▶ _Task material_

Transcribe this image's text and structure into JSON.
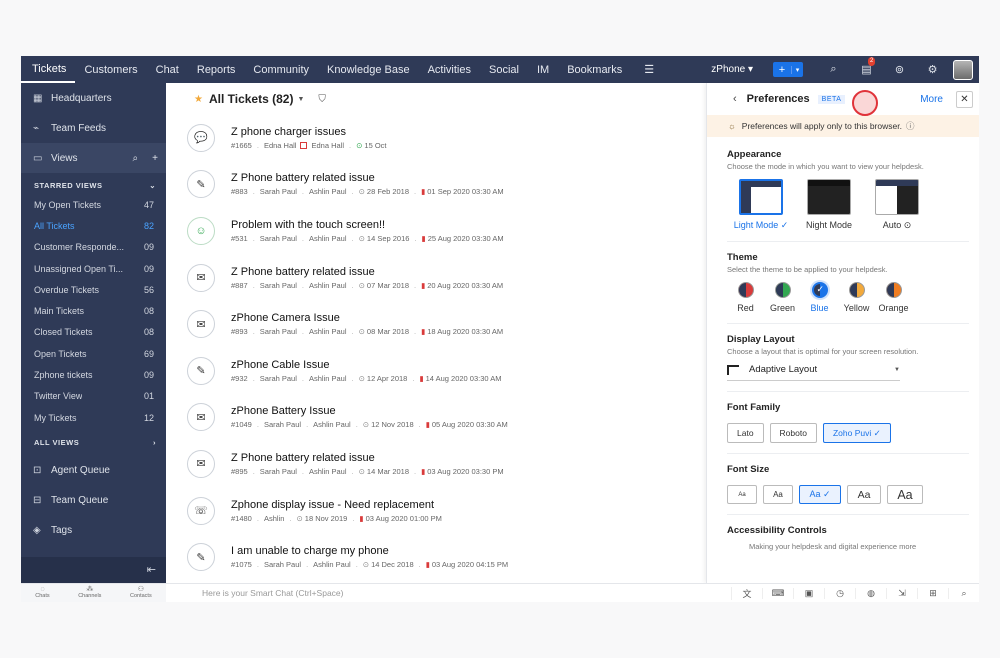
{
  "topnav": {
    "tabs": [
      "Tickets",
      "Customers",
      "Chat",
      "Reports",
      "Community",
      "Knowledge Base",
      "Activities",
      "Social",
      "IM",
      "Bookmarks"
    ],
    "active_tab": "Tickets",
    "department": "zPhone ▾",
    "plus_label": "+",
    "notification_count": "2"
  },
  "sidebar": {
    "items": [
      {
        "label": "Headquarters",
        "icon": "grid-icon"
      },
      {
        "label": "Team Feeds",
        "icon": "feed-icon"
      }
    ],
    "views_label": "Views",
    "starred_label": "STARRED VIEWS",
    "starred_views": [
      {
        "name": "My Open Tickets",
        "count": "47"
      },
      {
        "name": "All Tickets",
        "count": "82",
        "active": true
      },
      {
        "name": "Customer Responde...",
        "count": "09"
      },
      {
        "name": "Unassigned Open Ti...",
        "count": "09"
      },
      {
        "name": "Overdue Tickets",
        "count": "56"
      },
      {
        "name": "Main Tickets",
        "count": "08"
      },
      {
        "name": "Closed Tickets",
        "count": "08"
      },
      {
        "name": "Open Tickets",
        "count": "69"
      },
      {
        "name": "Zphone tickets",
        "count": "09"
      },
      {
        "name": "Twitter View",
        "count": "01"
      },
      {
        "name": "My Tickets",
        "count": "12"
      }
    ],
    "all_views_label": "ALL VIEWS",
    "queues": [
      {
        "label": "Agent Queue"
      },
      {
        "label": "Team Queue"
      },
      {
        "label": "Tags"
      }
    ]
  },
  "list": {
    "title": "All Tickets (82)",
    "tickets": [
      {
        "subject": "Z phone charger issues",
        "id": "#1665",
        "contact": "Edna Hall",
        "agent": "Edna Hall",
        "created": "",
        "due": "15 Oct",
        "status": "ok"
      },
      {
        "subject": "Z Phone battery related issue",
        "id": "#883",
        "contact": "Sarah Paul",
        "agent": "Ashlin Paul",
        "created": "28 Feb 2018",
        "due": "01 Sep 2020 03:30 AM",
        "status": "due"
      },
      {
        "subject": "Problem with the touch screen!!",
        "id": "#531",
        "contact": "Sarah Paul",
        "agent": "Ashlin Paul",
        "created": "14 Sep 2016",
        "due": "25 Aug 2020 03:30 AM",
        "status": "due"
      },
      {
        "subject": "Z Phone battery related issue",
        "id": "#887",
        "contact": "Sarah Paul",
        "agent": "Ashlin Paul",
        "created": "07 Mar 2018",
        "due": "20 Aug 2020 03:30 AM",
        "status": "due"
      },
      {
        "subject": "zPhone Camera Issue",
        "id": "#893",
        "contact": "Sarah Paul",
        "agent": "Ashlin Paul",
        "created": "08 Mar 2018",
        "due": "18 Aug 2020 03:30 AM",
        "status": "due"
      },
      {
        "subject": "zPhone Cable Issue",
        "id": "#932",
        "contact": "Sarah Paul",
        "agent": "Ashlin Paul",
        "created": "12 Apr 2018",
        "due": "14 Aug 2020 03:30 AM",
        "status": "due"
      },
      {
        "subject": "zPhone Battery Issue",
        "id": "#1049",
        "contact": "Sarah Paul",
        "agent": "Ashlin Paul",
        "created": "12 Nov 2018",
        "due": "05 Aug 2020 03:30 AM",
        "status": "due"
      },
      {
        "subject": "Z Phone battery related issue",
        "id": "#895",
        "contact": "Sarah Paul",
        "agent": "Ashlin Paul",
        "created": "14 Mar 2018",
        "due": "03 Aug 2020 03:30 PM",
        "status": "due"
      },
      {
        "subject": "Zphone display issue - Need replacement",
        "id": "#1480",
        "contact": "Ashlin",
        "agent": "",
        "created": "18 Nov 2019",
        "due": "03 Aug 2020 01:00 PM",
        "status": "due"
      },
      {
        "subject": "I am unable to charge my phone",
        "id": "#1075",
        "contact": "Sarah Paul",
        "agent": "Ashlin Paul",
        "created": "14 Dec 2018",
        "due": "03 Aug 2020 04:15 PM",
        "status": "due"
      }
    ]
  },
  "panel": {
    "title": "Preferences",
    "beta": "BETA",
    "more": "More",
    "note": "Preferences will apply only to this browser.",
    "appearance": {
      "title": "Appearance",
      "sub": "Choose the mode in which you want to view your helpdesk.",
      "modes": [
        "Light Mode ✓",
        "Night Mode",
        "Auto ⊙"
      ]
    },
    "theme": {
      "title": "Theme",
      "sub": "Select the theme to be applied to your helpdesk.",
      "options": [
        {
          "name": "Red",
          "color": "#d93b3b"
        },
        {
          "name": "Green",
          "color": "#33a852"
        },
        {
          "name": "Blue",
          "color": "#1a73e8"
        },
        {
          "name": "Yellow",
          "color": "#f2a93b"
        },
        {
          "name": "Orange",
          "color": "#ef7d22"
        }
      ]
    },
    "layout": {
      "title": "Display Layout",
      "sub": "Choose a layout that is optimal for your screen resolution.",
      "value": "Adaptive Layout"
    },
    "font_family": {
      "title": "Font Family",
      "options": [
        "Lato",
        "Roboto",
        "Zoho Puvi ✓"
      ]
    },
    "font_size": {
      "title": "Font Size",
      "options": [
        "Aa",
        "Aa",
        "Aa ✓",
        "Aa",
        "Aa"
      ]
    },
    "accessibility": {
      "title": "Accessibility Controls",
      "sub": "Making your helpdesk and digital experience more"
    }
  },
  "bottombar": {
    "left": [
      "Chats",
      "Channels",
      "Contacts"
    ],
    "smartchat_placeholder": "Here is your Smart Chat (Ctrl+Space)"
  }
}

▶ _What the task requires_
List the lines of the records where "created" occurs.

▶ _Exercise solution_
        "created": "",
        "created": "28 Feb 2018",
        "created": "14 Sep 2016",
        "created": "07 Mar 2018",
        "created": "08 Mar 2018",
        "created": "12 Apr 2018",
        "created": "12 Nov 2018",
        "created": "14 Mar 2018",
        "created": "18 Nov 2019",
        "created": "14 Dec 2018",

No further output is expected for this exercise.